**TASK STATEMENT:**
Each line of the entries below that includes "target" belongs in your answer.

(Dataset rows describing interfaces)

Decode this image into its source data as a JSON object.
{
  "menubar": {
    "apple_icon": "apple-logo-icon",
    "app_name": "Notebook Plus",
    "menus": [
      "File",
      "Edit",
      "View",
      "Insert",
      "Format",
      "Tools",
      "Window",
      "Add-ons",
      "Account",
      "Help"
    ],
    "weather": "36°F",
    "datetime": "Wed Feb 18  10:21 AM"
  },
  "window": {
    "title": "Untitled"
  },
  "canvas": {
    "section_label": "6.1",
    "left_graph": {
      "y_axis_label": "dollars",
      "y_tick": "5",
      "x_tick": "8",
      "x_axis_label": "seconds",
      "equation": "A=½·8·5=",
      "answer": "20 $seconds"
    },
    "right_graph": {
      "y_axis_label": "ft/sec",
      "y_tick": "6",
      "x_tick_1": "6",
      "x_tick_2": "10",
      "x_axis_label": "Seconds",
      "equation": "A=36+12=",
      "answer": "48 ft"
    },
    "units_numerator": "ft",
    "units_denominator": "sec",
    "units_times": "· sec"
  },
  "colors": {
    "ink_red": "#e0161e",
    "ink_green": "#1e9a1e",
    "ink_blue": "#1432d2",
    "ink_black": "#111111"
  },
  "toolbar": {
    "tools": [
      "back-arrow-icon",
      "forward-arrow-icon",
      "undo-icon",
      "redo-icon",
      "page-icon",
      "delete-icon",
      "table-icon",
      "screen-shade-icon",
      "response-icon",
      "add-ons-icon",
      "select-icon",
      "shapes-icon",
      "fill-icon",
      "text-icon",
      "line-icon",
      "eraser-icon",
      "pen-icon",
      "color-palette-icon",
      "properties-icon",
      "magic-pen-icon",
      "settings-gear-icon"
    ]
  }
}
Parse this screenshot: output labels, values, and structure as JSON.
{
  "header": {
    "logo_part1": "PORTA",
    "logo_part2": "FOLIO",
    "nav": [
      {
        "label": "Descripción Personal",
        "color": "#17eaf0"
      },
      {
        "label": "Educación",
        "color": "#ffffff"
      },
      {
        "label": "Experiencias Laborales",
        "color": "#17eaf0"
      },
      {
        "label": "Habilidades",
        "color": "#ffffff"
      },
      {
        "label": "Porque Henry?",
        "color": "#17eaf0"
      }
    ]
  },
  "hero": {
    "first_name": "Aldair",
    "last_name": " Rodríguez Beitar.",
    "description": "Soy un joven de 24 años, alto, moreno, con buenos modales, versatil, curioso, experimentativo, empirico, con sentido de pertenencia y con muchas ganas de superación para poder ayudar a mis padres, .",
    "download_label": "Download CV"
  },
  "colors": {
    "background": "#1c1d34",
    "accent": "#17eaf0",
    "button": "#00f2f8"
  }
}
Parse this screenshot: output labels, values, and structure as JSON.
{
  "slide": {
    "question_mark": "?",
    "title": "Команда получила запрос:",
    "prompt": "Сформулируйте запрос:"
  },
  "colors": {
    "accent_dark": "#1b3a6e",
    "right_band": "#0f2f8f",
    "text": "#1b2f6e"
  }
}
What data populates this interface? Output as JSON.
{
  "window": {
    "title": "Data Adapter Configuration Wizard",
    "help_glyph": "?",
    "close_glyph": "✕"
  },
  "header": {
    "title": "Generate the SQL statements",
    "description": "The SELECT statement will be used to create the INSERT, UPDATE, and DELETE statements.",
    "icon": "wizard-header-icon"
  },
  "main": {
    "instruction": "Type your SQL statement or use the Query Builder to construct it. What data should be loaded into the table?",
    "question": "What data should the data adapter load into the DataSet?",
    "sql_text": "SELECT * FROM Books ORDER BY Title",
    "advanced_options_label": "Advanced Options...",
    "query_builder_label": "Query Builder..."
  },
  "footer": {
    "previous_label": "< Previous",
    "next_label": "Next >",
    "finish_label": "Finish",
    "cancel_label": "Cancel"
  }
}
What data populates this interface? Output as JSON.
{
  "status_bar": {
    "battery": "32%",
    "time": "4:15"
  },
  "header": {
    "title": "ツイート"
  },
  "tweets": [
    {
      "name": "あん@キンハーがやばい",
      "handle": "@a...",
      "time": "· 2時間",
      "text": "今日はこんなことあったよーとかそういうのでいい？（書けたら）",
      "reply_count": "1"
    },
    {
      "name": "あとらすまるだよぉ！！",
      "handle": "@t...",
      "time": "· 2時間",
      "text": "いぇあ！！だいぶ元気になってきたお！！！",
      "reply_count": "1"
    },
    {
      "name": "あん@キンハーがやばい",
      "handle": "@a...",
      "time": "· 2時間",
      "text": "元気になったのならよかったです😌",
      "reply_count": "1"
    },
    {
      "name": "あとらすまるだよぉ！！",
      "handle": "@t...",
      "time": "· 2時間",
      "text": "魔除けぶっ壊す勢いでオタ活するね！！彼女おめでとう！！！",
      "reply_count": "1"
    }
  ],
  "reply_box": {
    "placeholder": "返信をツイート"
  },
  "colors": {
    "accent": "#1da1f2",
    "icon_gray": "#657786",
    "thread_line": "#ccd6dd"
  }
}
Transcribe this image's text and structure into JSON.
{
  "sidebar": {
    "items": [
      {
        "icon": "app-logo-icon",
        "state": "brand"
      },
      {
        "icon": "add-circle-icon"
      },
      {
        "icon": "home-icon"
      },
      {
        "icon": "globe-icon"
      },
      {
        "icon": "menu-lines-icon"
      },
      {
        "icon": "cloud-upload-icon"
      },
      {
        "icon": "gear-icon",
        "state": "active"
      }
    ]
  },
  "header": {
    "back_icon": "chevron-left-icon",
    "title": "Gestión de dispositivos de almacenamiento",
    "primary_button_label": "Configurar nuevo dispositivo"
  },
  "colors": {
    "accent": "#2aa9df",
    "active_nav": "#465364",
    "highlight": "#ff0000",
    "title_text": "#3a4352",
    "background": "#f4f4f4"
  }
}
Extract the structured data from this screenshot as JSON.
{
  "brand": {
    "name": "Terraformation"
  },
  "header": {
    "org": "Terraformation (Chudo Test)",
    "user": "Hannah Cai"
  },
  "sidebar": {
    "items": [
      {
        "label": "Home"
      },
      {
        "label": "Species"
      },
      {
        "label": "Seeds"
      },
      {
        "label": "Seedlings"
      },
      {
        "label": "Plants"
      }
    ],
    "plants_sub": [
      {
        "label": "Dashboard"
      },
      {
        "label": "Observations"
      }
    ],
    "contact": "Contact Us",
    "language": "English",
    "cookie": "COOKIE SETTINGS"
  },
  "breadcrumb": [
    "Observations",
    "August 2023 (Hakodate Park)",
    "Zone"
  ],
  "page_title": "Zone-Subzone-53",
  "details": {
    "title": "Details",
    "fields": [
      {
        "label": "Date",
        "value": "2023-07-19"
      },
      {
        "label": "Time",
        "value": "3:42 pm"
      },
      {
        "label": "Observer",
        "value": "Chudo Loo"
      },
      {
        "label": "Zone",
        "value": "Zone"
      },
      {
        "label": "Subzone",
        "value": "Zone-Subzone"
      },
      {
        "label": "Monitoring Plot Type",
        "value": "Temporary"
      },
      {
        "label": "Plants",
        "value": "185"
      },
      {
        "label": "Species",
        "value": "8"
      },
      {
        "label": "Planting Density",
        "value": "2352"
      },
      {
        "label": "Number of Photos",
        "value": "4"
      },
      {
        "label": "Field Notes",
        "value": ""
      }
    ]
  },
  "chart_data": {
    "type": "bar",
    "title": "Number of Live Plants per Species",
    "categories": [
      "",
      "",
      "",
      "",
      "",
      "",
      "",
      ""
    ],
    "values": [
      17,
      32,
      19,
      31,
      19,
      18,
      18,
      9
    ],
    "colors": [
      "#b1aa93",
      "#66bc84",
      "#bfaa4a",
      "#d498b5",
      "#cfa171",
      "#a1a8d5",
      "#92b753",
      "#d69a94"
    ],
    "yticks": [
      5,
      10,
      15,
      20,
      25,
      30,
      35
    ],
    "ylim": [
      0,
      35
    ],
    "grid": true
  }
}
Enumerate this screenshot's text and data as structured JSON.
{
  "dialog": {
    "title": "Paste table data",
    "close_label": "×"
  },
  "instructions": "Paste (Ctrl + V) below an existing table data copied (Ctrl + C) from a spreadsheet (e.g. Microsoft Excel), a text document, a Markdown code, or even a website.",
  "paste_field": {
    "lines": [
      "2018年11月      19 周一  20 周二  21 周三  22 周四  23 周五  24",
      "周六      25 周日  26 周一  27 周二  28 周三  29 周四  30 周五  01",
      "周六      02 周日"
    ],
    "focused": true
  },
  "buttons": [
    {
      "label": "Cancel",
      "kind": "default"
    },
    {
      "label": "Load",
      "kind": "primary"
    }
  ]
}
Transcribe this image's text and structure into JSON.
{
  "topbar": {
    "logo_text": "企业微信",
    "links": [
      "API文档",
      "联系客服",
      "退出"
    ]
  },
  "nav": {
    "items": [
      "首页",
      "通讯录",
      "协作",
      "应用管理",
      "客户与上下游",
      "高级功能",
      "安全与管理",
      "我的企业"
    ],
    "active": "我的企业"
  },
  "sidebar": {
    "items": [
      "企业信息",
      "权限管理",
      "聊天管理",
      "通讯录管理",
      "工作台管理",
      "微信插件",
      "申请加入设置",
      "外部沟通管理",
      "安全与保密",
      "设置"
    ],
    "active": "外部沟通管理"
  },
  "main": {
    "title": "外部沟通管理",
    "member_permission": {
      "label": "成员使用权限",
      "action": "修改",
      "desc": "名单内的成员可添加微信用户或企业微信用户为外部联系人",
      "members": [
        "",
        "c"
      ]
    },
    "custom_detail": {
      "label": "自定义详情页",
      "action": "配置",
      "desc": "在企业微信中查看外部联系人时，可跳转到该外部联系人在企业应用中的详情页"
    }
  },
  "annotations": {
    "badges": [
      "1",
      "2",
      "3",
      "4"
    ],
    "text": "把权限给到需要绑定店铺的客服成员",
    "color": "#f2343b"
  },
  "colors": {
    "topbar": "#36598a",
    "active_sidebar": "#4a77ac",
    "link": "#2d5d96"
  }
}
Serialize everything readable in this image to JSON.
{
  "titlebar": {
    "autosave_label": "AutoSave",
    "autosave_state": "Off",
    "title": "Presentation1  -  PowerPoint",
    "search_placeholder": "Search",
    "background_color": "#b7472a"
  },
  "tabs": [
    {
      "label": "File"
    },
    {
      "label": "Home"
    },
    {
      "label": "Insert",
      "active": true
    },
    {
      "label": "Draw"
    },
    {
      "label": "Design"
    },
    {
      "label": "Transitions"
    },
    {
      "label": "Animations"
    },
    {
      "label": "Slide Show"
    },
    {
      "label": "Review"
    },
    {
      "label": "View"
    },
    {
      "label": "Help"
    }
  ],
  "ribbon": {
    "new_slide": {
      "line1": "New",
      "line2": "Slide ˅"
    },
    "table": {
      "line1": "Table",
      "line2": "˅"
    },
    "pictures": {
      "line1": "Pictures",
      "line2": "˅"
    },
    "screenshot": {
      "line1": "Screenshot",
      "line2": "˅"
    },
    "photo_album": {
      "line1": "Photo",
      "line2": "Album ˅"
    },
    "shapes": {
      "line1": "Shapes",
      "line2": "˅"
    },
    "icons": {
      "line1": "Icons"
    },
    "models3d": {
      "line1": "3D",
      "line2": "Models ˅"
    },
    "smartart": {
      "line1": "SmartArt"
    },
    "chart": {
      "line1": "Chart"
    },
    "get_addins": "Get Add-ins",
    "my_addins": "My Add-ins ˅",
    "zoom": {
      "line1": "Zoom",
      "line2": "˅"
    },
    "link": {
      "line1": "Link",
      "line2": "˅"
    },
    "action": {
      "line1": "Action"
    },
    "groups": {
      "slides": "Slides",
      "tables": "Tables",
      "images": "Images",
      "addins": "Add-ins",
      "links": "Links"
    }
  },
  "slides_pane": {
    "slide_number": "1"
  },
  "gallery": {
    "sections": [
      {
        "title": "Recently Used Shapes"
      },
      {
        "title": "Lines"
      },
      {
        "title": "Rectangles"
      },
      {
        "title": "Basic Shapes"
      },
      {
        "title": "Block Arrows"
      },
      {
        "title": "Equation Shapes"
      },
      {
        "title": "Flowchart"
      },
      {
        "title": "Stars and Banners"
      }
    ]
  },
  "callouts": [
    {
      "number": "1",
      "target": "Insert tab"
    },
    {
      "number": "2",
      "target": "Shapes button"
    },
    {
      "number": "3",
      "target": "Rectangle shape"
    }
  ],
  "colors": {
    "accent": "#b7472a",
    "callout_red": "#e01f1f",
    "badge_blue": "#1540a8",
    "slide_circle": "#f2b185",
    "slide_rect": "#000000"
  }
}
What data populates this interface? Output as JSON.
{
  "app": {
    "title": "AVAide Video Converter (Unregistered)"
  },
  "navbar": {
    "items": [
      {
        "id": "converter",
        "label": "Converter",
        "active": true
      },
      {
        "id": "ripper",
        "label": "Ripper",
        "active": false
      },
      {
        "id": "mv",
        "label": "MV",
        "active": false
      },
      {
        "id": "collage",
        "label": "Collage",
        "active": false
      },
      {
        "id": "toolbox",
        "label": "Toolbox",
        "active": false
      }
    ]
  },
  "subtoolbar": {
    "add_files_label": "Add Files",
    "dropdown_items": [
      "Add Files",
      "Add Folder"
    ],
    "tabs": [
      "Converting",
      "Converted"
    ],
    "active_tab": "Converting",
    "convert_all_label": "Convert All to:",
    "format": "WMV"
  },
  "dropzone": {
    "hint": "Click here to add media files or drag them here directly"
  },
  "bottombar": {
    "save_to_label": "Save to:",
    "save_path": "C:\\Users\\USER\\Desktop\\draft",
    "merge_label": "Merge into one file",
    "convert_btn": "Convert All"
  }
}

**RESPONSE:**
      "target": "Insert tab"
      "target": "Shapes button"
      "target": "Rectangle shape"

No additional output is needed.